— Task objective —
If a line in the records below includes the word "slides", count it, then give the total and nothing else.

— Data for the task —
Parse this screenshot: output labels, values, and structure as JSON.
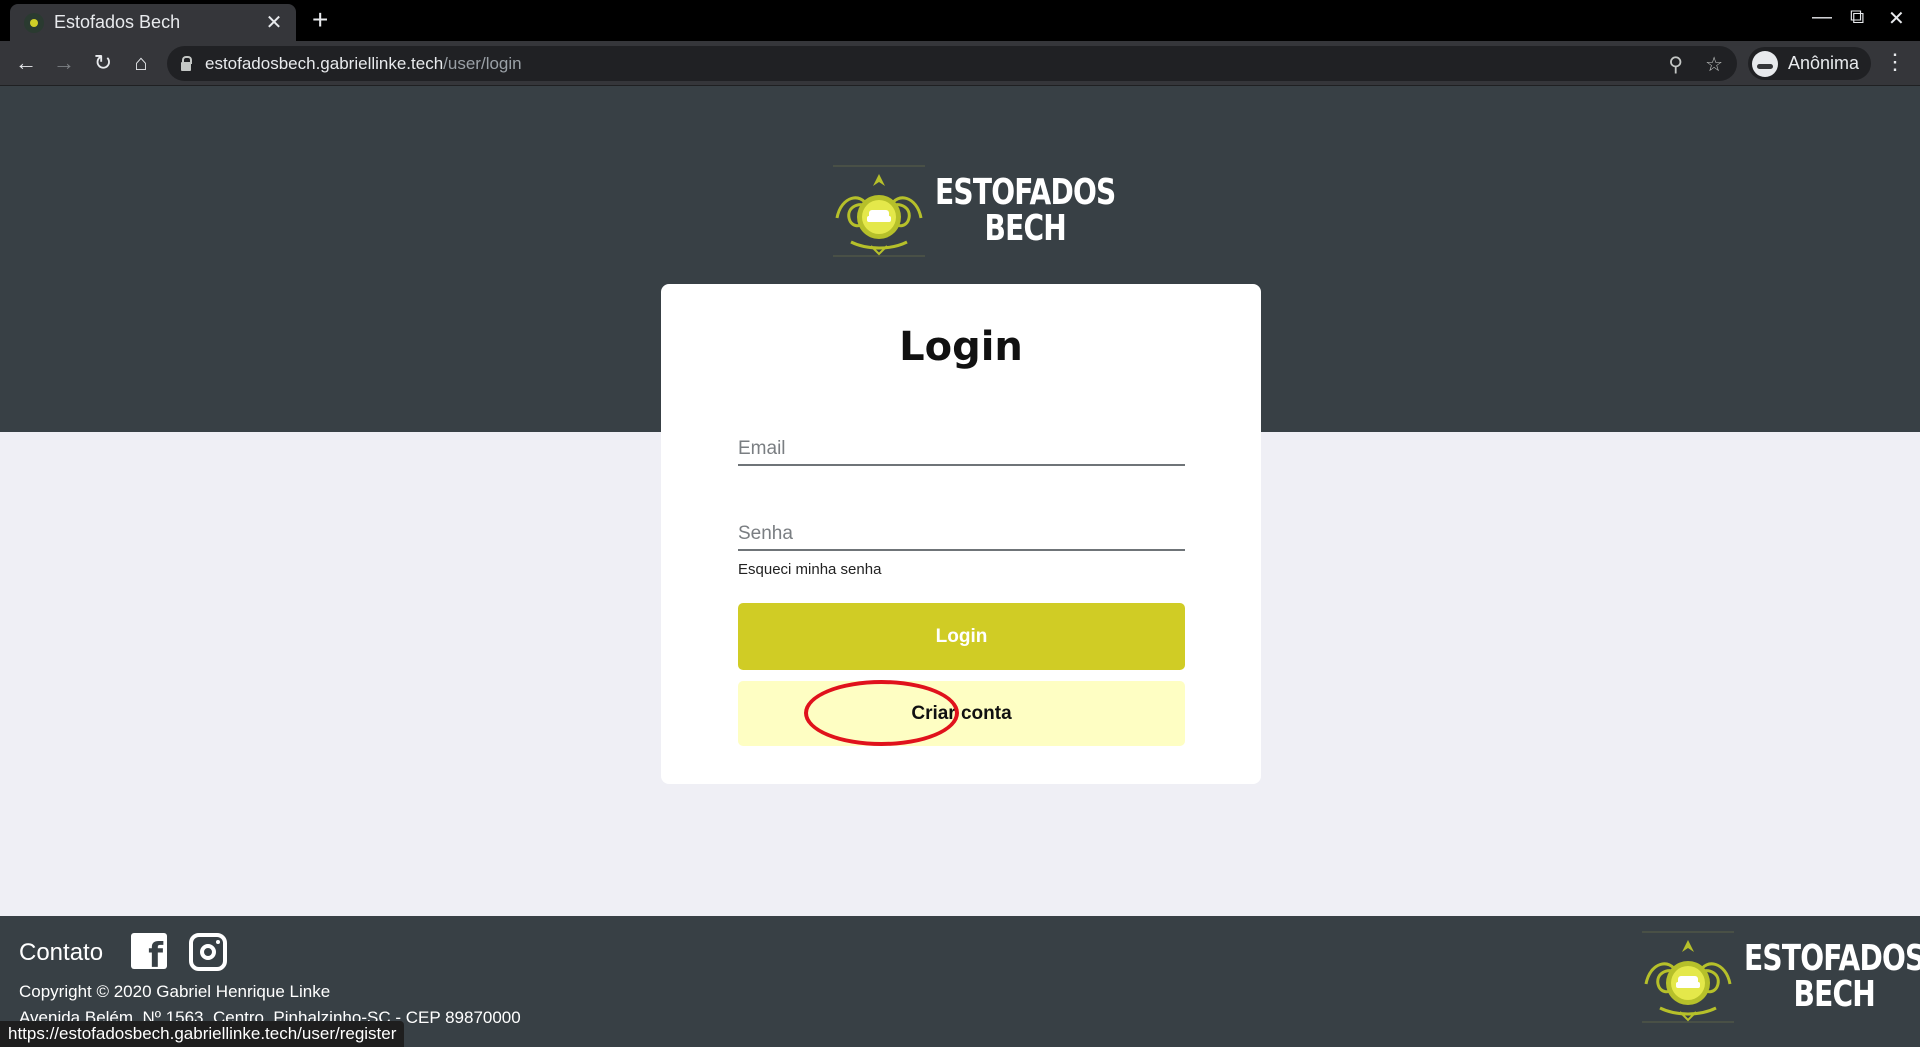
{
  "browser": {
    "tab_title": "Estofados Bech",
    "tab_close": "✕",
    "new_tab": "+",
    "url_host": "estofadosbech.gabriellinke.tech",
    "url_path": "/user/login",
    "profile_label": "Anônima",
    "status_url": "https://estofadosbech.gabriellinke.tech/user/register"
  },
  "brand": {
    "line1": "ESTOFADOS",
    "line2": "BECH",
    "accent_color": "#d0cc25"
  },
  "login": {
    "title": "Login",
    "email_placeholder": "Email",
    "password_placeholder": "Senha",
    "forgot_label": "Esqueci minha senha",
    "submit_label": "Login",
    "register_label": "Criar conta"
  },
  "footer": {
    "contact_label": "Contato",
    "copyright": "Copyright © 2020 Gabriel Henrique Linke",
    "address": "Avenida Belém, Nº 1563, Centro, Pinhalzinho-SC - CEP 89870000"
  },
  "colors": {
    "hero_bg": "#384045",
    "page_bg": "#efeff5",
    "primary_button": "#d0cc25",
    "secondary_button": "#fefec3",
    "annotation_ring": "#e0121c"
  }
}
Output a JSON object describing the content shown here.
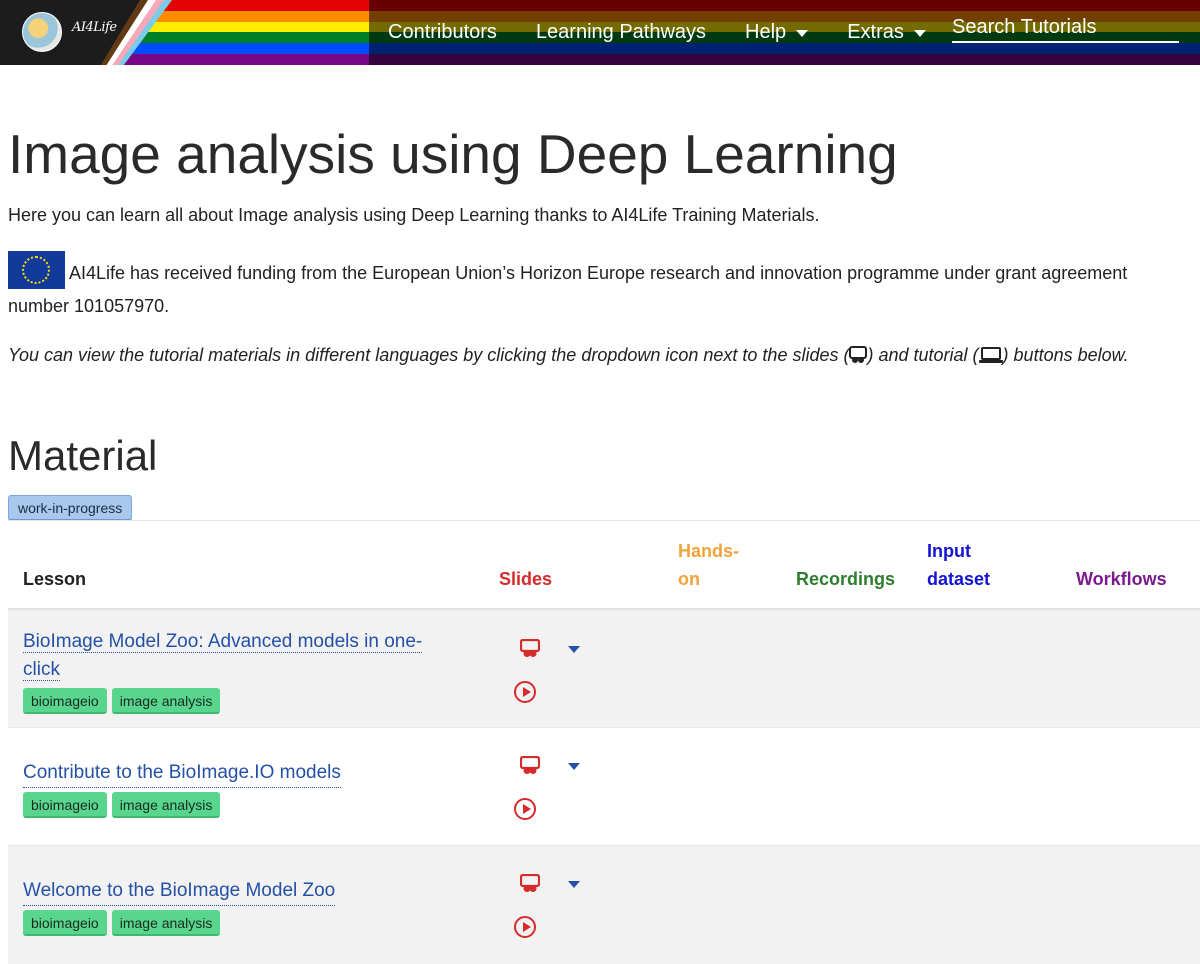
{
  "nav": {
    "brand": "AI4Life",
    "items": [
      "Contributors",
      "Learning Pathways",
      "Help",
      "Extras"
    ],
    "search_placeholder": "Search Tutorials",
    "stripe_colors": [
      "#e40303",
      "#ff8c00",
      "#ffed00",
      "#008026",
      "#004dff",
      "#750787"
    ]
  },
  "page": {
    "title": "Image analysis using Deep Learning",
    "intro": "Here you can learn all about Image analysis using Deep Learning thanks to AI4Life Training Materials.",
    "funding": "AI4Life has received funding from the European Union’s Horizon Europe research and innovation programme under grant agreement number 101057970.",
    "note_part1": "You can view the tutorial materials in different languages by clicking the dropdown icon next to the slides (",
    "note_part2": ") and tutorial (",
    "note_part3": ") buttons below.",
    "material_heading": "Material",
    "status_badge": "work-in-progress"
  },
  "table": {
    "headers": {
      "lesson": "Lesson",
      "slides": "Slides",
      "handson_1": "Hands-",
      "handson_2": "on",
      "recordings": "Recordings",
      "input_1": "Input",
      "input_2": "dataset",
      "workflows": "Workflows"
    },
    "header_colors": {
      "lesson": "#222222",
      "slides": "#d62b2b",
      "handson": "#f0a33a",
      "recordings": "#2f7d2f",
      "input": "#1414d6",
      "workflows": "#7a1a8c"
    },
    "rows": [
      {
        "title_line1": "BioImage Model Zoo: Advanced models in one-",
        "title_line2": "click",
        "tags": [
          "bioimageio",
          "image analysis"
        ]
      },
      {
        "title_line1": "Contribute to the BioImage.IO models",
        "title_line2": "",
        "tags": [
          "bioimageio",
          "image analysis"
        ]
      },
      {
        "title_line1": "Welcome to the BioImage Model Zoo",
        "title_line2": "",
        "tags": [
          "bioimageio",
          "image analysis"
        ]
      }
    ]
  }
}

— Solution to this task —
3